What most people going through a divorce dwell on is the why, or how did we get to this point? Unfortunately, not everyone is capable of having a closure conversation, and many will be deprived of the apology they so long for, and perhaps rightly deserve. Ultimately, it only takes one person to call it quits, and often one party feels a bit blind-sided. The leaver undeniably has a clear head start on the process, no matter how quickly the other tries to catch up, which makes the whole experience feel a bit imbalanced and unjust. But these are all emotional issues that actually play a very small role in the legal process.
- Alimony– Does one party need support from the other? Is the other able to help the economically dependent spouse, and if so in what amount and for what duration?
- Property Division– What did the parties accumulate during the marriage, and how can we divide the assets fairly? Is anyone claiming premarital assets need to be traced out, or that inheritance or gifts from third parties were received during the marriage that need to be excluded from the marital pie?
- Legal Custody– Can the parents continue to make shared decisions on major issues such as education, medical care and religious upbringing?
- Time-Sharing Schedule– How will the parents share time with the children such that the kids can have regular contact with both parents, as is deemed in their best interest?
- Child Support– Based on the family’s income and necessary child-related expenses, such as daycare/aftercare and health insurance, what does the state formula recommend as a basic monthly support for the children?
These legal questions need to be discussed with an experienced family law attorney, whose goal should be to streamline the legal process as much as possible.

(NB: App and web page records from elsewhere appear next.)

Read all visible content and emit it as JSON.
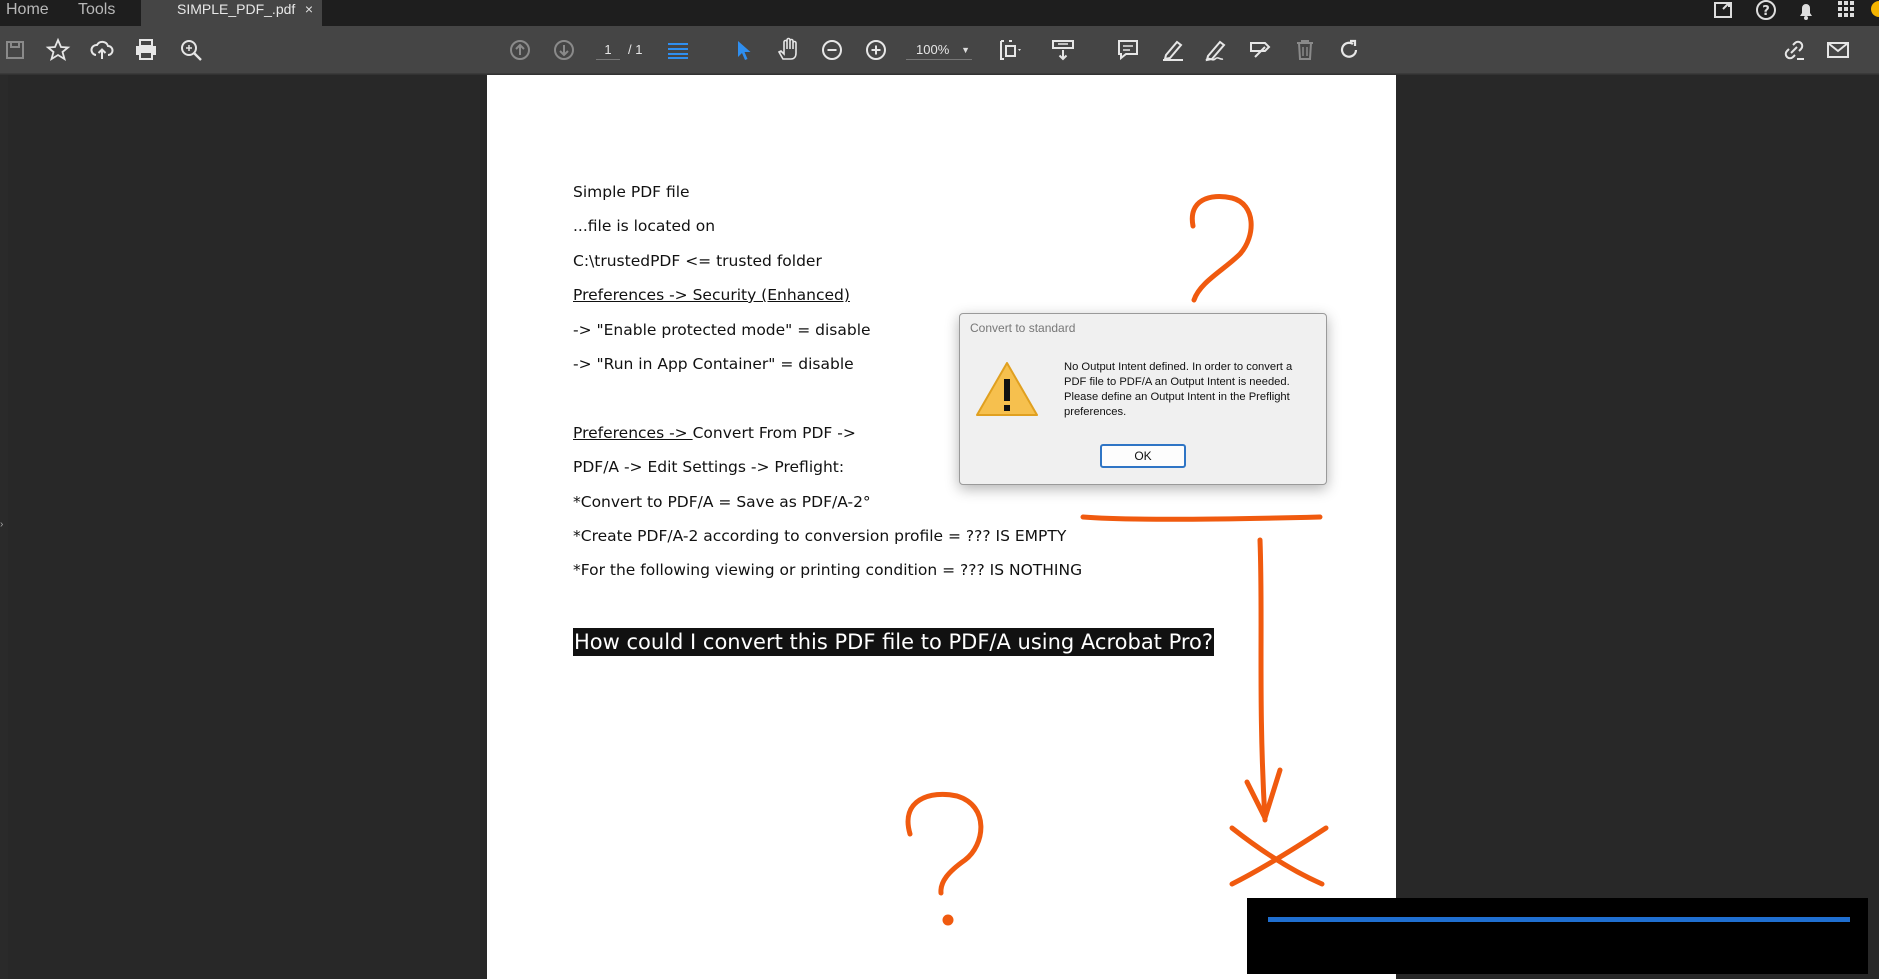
{
  "tabs": {
    "home": "Home",
    "tools": "Tools",
    "document": "SIMPLE_PDF_.pdf",
    "close": "×"
  },
  "toolbar": {
    "page_current": "1",
    "page_total": "/ 1",
    "zoom": "100%"
  },
  "document_lines": [
    "Simple PDF file",
    "...file is located on",
    "C:\\trustedPDF   <= trusted folder",
    "Preferences -> Security (Enhanced)",
    " -> \"Enable protected mode\" = disable",
    "-> \"Run in App Container\" = disable",
    "Preferences -> ",
    "Convert From PDF ->",
    "PDF/A -> Edit Settings -> Preflight:",
    "*Convert to PDF/A  = Save as PDF/A-2°",
    "*Create PDF/A-2 according to conversion profile = ??? IS EMPTY",
    "*For the following viewing or printing condition = ??? IS NOTHING"
  ],
  "question": "How could I convert this PDF file to PDF/A using Acrobat Pro?",
  "dialog": {
    "title": "Convert to standard",
    "message": "No Output Intent defined. In order to convert a PDF file to PDF/A an Output Intent is needed. Please define an Output Intent in the Preflight preferences.",
    "ok_label": "OK"
  },
  "colors": {
    "annotation": "#f05a0f",
    "accent": "#2f75c5",
    "warning": "#f5b400"
  },
  "icons": [
    "save-icon",
    "star-icon",
    "upload-icon",
    "print-icon",
    "search-icon",
    "prev-page-icon",
    "next-page-icon",
    "page-layout-icon",
    "select-cursor-icon",
    "hand-icon",
    "zoom-out-icon",
    "zoom-in-icon",
    "fit-page-icon",
    "scroll-mode-icon",
    "comment-icon",
    "highlight-icon",
    "sign-icon",
    "fill-sign-icon",
    "delete-icon",
    "redo-icon",
    "share-link-icon",
    "mail-icon",
    "help-icon",
    "bell-icon",
    "apps-grid-icon",
    "account-icon"
  ]
}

A lot will of course depend on the other party and the attorney s/he retains. For more information on this process, here is the link to a short podcast:
By Regina A. DeMeo, Esq.